This paper deals with Ludwik Fleck’s theory of thought styles and Michael Polanyi’s theory of tacit knowledge. Though both concepts have been very influential for science studies in general, and both have been subject to numerous interpretations, their accounts have, somewhat surprisingly, hardly been comparatively analyzed. Both Fleck and Polanyi relied on the physiology and psychology of the senses in order to show that scientific knowledge follows less the path of logical principles than the path of accepting or rejecting specific conventions, where these may be psychologically or sociologically grounded. It is my aim to show that similarities and differences between Fleck and Polanyi are to be seen in the specific historical and political context in which they worked. Both authors, I shall argue, emphasized the relevance of perception in close connection to their respective understanding of science, freedom, and democracy.

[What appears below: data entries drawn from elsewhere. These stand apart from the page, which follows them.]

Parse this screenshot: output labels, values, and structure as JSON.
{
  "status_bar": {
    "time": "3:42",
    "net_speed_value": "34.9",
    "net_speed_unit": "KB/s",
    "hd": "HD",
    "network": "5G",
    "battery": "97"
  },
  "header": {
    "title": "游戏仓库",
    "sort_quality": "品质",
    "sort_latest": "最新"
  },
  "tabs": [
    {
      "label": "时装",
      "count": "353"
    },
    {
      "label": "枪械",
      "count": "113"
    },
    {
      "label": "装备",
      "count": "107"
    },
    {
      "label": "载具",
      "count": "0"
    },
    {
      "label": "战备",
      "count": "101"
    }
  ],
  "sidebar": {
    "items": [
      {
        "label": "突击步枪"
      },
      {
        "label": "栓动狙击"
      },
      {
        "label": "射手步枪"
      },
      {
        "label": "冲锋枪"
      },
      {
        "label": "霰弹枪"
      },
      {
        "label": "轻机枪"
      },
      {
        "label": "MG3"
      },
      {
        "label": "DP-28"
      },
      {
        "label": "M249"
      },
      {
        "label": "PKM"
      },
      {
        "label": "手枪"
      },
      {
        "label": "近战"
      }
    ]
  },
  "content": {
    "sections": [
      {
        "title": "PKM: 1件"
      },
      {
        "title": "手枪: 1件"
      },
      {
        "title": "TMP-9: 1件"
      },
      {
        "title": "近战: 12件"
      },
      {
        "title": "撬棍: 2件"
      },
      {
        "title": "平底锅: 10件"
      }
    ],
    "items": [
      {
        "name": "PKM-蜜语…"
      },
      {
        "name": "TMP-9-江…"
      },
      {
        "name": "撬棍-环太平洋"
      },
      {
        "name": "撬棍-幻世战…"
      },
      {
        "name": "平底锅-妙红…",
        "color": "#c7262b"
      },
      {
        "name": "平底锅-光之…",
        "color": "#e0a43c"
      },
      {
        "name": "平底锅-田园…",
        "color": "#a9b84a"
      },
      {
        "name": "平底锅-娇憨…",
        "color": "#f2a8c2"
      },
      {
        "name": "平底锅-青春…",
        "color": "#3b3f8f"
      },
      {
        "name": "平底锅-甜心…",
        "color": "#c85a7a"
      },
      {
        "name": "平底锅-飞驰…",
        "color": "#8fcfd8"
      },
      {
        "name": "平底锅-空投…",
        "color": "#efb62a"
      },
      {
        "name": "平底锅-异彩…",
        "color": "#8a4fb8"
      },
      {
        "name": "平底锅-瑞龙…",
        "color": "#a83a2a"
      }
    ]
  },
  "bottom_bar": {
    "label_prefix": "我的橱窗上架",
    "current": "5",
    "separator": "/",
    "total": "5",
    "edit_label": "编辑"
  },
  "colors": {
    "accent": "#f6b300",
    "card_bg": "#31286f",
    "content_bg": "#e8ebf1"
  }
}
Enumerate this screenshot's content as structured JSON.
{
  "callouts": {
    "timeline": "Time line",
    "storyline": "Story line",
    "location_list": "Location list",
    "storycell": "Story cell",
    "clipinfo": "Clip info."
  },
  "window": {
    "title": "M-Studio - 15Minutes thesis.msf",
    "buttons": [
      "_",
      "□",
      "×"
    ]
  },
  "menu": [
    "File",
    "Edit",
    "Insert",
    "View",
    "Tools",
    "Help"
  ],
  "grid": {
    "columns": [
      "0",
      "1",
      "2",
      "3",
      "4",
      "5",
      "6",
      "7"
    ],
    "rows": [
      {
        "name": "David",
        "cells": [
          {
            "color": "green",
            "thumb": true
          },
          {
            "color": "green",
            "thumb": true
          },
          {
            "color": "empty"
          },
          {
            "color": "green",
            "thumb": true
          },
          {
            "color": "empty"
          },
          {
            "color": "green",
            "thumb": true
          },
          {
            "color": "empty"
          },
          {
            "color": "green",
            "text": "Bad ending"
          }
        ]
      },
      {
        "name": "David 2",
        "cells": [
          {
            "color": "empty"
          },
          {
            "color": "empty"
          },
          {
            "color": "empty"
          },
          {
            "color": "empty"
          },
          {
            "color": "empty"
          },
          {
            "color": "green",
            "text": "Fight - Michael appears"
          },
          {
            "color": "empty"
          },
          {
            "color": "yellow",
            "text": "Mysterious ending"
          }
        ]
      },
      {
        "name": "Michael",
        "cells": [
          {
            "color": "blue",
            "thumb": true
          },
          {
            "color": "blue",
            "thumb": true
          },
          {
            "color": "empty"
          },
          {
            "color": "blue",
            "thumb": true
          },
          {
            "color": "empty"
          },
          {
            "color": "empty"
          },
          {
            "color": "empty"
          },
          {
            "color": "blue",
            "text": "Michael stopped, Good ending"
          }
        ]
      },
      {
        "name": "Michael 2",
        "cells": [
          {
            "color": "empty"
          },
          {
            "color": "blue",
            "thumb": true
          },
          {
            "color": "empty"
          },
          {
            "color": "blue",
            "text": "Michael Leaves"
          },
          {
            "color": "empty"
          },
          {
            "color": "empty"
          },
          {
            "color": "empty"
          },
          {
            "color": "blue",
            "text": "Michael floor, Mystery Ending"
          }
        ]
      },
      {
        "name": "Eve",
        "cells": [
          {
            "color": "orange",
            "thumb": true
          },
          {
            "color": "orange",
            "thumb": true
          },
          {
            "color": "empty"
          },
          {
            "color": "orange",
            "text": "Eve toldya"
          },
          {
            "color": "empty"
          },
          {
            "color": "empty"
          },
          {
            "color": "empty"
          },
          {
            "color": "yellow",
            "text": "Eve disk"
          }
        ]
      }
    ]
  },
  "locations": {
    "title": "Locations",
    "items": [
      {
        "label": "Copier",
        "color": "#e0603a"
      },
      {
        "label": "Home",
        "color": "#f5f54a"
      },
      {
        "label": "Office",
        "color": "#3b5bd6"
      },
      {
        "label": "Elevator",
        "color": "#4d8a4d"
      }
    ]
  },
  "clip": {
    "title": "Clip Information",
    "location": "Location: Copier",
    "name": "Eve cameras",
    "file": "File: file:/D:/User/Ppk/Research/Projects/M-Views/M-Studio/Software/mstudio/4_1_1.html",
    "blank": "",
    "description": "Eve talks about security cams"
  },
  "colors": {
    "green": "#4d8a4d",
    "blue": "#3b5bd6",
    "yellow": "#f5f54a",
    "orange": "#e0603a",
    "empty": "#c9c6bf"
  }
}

An earlier version of this article was first published in German under the title „Sehen, Gestalt und Erkenntnis im Zeitalter der Extreme. Zur historischen Epistemologie von Ludwik Fleck und Michael Polanyi”. In: L. Bader, M. Gaier & F. Wolf (Eds.), Vergleichendes Sehen (pp. 575–595). Paderborn: Fink 2010. For the present version, the paper was revised and extended. I am grateful to an anonymous referee for critical comments and to Carrie Assman for her translation of this text.